Native Tongue, Carl Hiaasen. Carl Hiaasen is the most entertaining and amusing author of crime fiction writing today. Native Tongue is my favorite, but all of his books are equally enjoyable. His novels are filled with ultra sleazoid weirdoes from South Florida all intent on raping the environment or fleecing tourists in South Florida. You will marvel at the sheer loathsomeness of his characters. Read the rest of his novels too: Strip Tease, Skin Tight, Double Whammy, and Tourist Season.
A Philosophical Investigation, Philip Kerr. This is a stunning mystery novel which truly transcends its genre. A brilliant serial killer seeks to outwit Inspector Isadora “Jake” Jacowitz. He is nicknamed “Wittgenstein”. He is as brilliant as he is mad. You will love this marvelous and intellectually satisfying thriller.
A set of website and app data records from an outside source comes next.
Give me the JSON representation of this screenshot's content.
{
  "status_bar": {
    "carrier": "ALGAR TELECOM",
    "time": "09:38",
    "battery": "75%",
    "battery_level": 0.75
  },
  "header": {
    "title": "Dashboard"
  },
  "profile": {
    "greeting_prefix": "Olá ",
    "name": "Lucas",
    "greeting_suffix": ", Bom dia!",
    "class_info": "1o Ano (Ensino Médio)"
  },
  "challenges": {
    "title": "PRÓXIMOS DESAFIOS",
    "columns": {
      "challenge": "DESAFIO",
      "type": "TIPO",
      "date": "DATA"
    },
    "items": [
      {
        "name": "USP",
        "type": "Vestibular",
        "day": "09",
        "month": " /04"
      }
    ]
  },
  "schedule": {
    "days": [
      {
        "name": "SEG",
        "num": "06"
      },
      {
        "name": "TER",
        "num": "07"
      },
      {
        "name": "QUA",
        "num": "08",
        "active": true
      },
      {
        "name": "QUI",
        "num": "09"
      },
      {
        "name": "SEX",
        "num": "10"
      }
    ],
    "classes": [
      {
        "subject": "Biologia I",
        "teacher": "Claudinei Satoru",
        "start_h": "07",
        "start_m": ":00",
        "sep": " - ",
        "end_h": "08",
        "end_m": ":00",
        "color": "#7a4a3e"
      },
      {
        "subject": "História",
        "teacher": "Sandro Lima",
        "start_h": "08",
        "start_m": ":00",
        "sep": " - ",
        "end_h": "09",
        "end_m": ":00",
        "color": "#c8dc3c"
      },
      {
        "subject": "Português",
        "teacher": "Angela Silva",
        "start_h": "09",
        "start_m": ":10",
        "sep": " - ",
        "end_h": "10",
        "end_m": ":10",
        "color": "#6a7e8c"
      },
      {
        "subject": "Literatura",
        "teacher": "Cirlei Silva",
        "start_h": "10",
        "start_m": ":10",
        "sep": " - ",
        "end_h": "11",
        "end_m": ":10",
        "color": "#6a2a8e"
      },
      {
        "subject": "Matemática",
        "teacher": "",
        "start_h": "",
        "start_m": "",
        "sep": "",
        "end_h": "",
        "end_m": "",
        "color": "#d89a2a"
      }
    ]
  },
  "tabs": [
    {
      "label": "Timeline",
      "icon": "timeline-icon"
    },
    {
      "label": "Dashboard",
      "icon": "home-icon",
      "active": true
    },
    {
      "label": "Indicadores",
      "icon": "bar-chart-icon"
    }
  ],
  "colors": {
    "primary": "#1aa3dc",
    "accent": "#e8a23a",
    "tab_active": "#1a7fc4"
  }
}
Jasmine, Bharati Mukherjee. The author, herself an immigrant from India, has written a novel about the immigrant experience with great finesse and wit. The heroine flees from her family poverty and Sikh terrorism of her village to New York and finally, improbably to a farm in Iowa. The twists and turns of the plot tell us much about America from the eyes of an outsider. It’s funny and profound.
The Robber Bride, Margaret Atwood. Margaret Atwood is a great novelist and this is my favorite of hers. It’s a very funny tale of an evil anti-heroine who masterfully manipulates the lives of 3 decent women. There are serious themes in this story, specifically the power of evil and the weakness of good in the face of it. You will find this book impossible to put down.
Small World, David Lodge. Lodge has written a brilliant spoof on academic manners. It contains side-splitting satire of the pretenses of scholarly conferences and the drolleries of French literary theory, all mixed up with much seduction of spouses and graduate students. Added to this is a new twist on the Holy Grail legend. Also read the prequel, Changing Places, a satire of Berkeley in the 60’s.
The Eight, Katherine Neville. What do Charlemagne, Napoleon, Rousseau, Catherine the Great, Tallyrand, Johan Sebastian Bach, and Muammar Khaddafi have in common? They are all characters in this remarkable feminist-historical-alchemical-cryptographic thriller. It is a gripping tale told in time and space for the search for the famous chess set of Charlemagne, the pieces of which unlock the power of the universe. The story is full of twists, riddles and mathematical puzzles. It’s great!
The White Hotel, D. M. Thomas. Rarely has literature revealed so profoundly the mysteries of the human soul as in this haunting and masterful novel. It is the story of Freud and his fictional patient, Lisa. Through the unfolding, imperfect process of psychoanalysis, the novel reveals to us the ambiguous connection between love and death as a metaphor of the human psyche and of European civilization in the Twentieth Century. this novel is astoundingly original and deeply, viscerally moving.